Work to complete: Your task is to write out the complete listing exactly as it is shown.

Information shown:
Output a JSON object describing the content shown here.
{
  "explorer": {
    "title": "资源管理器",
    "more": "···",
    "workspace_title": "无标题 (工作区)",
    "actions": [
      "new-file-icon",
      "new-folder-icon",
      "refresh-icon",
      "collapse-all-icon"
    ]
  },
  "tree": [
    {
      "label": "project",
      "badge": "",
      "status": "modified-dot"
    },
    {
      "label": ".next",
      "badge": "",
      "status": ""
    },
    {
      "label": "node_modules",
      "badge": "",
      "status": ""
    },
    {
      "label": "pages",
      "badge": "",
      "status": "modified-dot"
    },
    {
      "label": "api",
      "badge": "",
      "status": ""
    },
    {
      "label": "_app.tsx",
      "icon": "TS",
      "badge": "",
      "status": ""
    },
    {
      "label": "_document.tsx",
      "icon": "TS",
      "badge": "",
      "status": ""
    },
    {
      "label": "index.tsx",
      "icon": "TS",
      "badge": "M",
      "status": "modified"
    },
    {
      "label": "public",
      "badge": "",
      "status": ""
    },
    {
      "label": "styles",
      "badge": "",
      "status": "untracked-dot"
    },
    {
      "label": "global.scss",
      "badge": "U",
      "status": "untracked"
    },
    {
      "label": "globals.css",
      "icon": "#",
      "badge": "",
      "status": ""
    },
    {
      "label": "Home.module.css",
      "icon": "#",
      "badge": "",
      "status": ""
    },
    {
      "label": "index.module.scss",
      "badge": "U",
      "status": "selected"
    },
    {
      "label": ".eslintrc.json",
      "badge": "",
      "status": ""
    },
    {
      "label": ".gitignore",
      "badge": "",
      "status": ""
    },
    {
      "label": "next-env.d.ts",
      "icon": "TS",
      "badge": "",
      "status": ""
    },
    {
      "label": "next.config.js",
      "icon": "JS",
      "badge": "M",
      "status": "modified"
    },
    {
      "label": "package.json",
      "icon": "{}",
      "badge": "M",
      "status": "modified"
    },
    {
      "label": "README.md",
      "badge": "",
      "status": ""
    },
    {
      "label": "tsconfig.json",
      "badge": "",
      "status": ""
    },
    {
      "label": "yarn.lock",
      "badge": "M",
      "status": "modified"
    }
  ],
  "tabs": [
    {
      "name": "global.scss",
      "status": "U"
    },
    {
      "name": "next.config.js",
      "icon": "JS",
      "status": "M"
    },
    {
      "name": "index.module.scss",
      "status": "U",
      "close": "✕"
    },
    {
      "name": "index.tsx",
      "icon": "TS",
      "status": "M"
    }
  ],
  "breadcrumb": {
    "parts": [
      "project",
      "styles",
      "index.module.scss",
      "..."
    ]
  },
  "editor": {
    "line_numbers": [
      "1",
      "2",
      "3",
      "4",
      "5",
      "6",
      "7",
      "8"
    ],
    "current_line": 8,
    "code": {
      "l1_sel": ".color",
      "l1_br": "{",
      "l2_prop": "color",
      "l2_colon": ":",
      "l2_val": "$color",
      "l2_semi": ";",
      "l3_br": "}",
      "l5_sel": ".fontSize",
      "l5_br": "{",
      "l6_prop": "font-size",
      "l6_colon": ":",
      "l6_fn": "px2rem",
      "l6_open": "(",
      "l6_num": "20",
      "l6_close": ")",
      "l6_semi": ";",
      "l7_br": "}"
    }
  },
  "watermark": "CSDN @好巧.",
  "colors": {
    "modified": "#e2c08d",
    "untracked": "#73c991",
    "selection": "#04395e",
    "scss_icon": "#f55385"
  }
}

Answer space:
Output a JSON object describing the content shown here.
{
  "explorer": {
    "title": "资源管理器",
    "more": "···",
    "workspace_title": "无标题 (工作区)",
    "actions": [
      "new-file-icon",
      "new-folder-icon",
      "refresh-icon",
      "collapse-all-icon"
    ]
  },
  "tree": [
    {
      "label": "project",
      "badge": "",
      "status": "modified-dot"
    },
    {
      "label": ".next",
      "badge": "",
      "status": ""
    },
    {
      "label": "node_modules",
      "badge": "",
      "status": ""
    },
    {
      "label": "pages",
      "badge": "",
      "status": "modified-dot"
    },
    {
      "label": "api",
      "badge": "",
      "status": ""
    },
    {
      "label": "_app.tsx",
      "icon": "TS",
      "badge": "",
      "status": ""
    },
    {
      "label": "_document.tsx",
      "icon": "TS",
      "badge": "",
      "status": ""
    },
    {
      "label": "index.tsx",
      "icon": "TS",
      "badge": "M",
      "status": "modified"
    },
    {
      "label": "public",
      "badge": "",
      "status": ""
    },
    {
      "label": "styles",
      "badge": "",
      "status": "untracked-dot"
    },
    {
      "label": "global.scss",
      "badge": "U",
      "status": "untracked"
    },
    {
      "label": "globals.css",
      "icon": "#",
      "badge": "",
      "status": ""
    },
    {
      "label": "Home.module.css",
      "icon": "#",
      "badge": "",
      "status": ""
    },
    {
      "label": "index.module.scss",
      "badge": "U",
      "status": "selected"
    },
    {
      "label": ".eslintrc.json",
      "badge": "",
      "status": ""
    },
    {
      "label": ".gitignore",
      "badge": "",
      "status": ""
    },
    {
      "label": "next-env.d.ts",
      "icon": "TS",
      "badge": "",
      "status": ""
    },
    {
      "label": "next.config.js",
      "icon": "JS",
      "badge": "M",
      "status": "modified"
    },
    {
      "label": "package.json",
      "icon": "{}",
      "badge": "M",
      "status": "modified"
    },
    {
      "label": "README.md",
      "badge": "",
      "status": ""
    },
    {
      "label": "tsconfig.json",
      "badge": "",
      "status": ""
    },
    {
      "label": "yarn.lock",
      "badge": "M",
      "status": "modified"
    }
  ],
  "tabs": [
    {
      "name": "global.scss",
      "status": "U"
    },
    {
      "name": "next.config.js",
      "icon": "JS",
      "status": "M"
    },
    {
      "name": "index.module.scss",
      "status": "U",
      "close": "✕"
    },
    {
      "name": "index.tsx",
      "icon": "TS",
      "status": "M"
    }
  ],
  "breadcrumb": {
    "parts": [
      "project",
      "styles",
      "index.module.scss",
      "..."
    ]
  },
  "editor": {
    "line_numbers": [
      "1",
      "2",
      "3",
      "4",
      "5",
      "6",
      "7",
      "8"
    ],
    "current_line": 8,
    "code": {
      "l1_sel": ".color",
      "l1_br": "{",
      "l2_prop": "color",
      "l2_colon": ":",
      "l2_val": "$color",
      "l2_semi": ";",
      "l3_br": "}",
      "l5_sel": ".fontSize",
      "l5_br": "{",
      "l6_prop": "font-size",
      "l6_colon": ":",
      "l6_fn": "px2rem",
      "l6_open": "(",
      "l6_num": "20",
      "l6_close": ")",
      "l6_semi": ";",
      "l7_br": "}"
    }
  },
  "watermark": "CSDN @好巧.",
  "colors": {
    "modified": "#e2c08d",
    "untracked": "#73c991",
    "selection": "#04395e",
    "scss_icon": "#f55385"
  }
}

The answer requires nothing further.